WORK ORDER> Your answer must be the full set of records, repeated exactly.
── RECORDS SUPPLIED
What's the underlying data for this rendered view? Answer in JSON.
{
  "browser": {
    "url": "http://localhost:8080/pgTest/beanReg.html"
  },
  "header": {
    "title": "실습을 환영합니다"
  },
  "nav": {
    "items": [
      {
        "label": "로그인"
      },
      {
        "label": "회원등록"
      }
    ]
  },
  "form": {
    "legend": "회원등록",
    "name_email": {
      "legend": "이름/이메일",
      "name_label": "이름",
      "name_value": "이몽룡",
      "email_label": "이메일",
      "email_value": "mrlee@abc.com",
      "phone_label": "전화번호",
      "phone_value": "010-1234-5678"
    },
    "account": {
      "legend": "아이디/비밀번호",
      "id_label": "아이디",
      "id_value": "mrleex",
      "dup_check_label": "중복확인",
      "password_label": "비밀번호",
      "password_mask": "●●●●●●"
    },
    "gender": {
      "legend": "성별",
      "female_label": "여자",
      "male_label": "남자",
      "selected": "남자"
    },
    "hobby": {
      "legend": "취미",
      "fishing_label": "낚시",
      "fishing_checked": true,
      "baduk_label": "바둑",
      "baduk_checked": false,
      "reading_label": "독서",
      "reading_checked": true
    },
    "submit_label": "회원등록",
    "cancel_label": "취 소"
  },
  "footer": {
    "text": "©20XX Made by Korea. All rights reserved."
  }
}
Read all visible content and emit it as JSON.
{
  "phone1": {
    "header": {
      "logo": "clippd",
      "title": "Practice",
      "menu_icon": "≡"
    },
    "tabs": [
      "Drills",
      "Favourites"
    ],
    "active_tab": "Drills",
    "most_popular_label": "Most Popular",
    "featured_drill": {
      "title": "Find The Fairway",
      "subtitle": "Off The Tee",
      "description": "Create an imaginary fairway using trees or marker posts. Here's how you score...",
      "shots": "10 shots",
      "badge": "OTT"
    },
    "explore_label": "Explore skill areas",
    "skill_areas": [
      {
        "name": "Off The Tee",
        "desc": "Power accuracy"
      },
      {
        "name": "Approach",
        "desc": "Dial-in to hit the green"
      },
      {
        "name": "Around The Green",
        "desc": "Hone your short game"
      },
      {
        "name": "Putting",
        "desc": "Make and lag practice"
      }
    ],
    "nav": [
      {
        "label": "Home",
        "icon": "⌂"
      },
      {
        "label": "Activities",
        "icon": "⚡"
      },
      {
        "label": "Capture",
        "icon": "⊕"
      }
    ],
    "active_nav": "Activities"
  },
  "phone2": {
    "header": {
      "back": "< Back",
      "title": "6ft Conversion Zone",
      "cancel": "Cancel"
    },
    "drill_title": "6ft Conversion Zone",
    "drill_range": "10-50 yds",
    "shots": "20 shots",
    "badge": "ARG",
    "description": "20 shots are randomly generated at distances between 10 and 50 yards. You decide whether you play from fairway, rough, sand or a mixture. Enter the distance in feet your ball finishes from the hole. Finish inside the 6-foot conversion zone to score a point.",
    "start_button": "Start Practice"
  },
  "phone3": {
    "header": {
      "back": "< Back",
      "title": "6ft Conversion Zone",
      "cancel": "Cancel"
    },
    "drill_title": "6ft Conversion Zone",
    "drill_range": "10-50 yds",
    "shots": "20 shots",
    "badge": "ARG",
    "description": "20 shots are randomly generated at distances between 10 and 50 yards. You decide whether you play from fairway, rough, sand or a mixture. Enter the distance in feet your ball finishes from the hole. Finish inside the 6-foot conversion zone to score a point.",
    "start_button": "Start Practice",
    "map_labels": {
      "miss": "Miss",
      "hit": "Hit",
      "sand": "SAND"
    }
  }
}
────
ANSWER SECTION>
What's the underlying data for this rendered view? Answer in JSON.
{
  "browser": {
    "url": "http://localhost:8080/pgTest/beanReg.html"
  },
  "header": {
    "title": "실습을 환영합니다"
  },
  "nav": {
    "items": [
      {
        "label": "로그인"
      },
      {
        "label": "회원등록"
      }
    ]
  },
  "form": {
    "legend": "회원등록",
    "name_email": {
      "legend": "이름/이메일",
      "name_label": "이름",
      "name_value": "이몽룡",
      "email_label": "이메일",
      "email_value": "mrlee@abc.com",
      "phone_label": "전화번호",
      "phone_value": "010-1234-5678"
    },
    "account": {
      "legend": "아이디/비밀번호",
      "id_label": "아이디",
      "id_value": "mrleex",
      "dup_check_label": "중복확인",
      "password_label": "비밀번호",
      "password_mask": "●●●●●●"
    },
    "gender": {
      "legend": "성별",
      "female_label": "여자",
      "male_label": "남자",
      "selected": "남자"
    },
    "hobby": {
      "legend": "취미",
      "fishing_label": "낚시",
      "fishing_checked": true,
      "baduk_label": "바둑",
      "baduk_checked": false,
      "reading_label": "독서",
      "reading_checked": true
    },
    "submit_label": "회원등록",
    "cancel_label": "취 소"
  },
  "footer": {
    "text": "©20XX Made by Korea. All rights reserved."
  }
}
Read all visible content and emit it as JSON.
{
  "phone1": {
    "header": {
      "logo": "clippd",
      "title": "Practice",
      "menu_icon": "≡"
    },
    "tabs": [
      "Drills",
      "Favourites"
    ],
    "active_tab": "Drills",
    "most_popular_label": "Most Popular",
    "featured_drill": {
      "title": "Find The Fairway",
      "subtitle": "Off The Tee",
      "description": "Create an imaginary fairway using trees or marker posts. Here's how you score...",
      "shots": "10 shots",
      "badge": "OTT"
    },
    "explore_label": "Explore skill areas",
    "skill_areas": [
      {
        "name": "Off The Tee",
        "desc": "Power accuracy"
      },
      {
        "name": "Approach",
        "desc": "Dial-in to hit the green"
      },
      {
        "name": "Around The Green",
        "desc": "Hone your short game"
      },
      {
        "name": "Putting",
        "desc": "Make and lag practice"
      }
    ],
    "nav": [
      {
        "label": "Home",
        "icon": "⌂"
      },
      {
        "label": "Activities",
        "icon": "⚡"
      },
      {
        "label": "Capture",
        "icon": "⊕"
      }
    ],
    "active_nav": "Activities"
  },
  "phone2": {
    "header": {
      "back": "< Back",
      "title": "6ft Conversion Zone",
      "cancel": "Cancel"
    },
    "drill_title": "6ft Conversion Zone",
    "drill_range": "10-50 yds",
    "shots": "20 shots",
    "badge": "ARG",
    "description": "20 shots are randomly generated at distances between 10 and 50 yards. You decide whether you play from fairway, rough, sand or a mixture. Enter the distance in feet your ball finishes from the hole. Finish inside the 6-foot conversion zone to score a point.",
    "start_button": "Start Practice"
  },
  "phone3": {
    "header": {
      "back": "< Back",
      "title": "6ft Conversion Zone",
      "cancel": "Cancel"
    },
    "drill_title": "6ft Conversion Zone",
    "drill_range": "10-50 yds",
    "shots": "20 shots",
    "badge": "ARG",
    "description": "20 shots are randomly generated at distances between 10 and 50 yards. You decide whether you play from fairway, rough, sand or a mixture. Enter the distance in feet your ball finishes from the hole. Finish inside the 6-foot conversion zone to score a point.",
    "start_button": "Start Practice",
    "map_labels": {
      "miss": "Miss",
      "hit": "Hit",
      "sand": "SAND"
    }
  }
}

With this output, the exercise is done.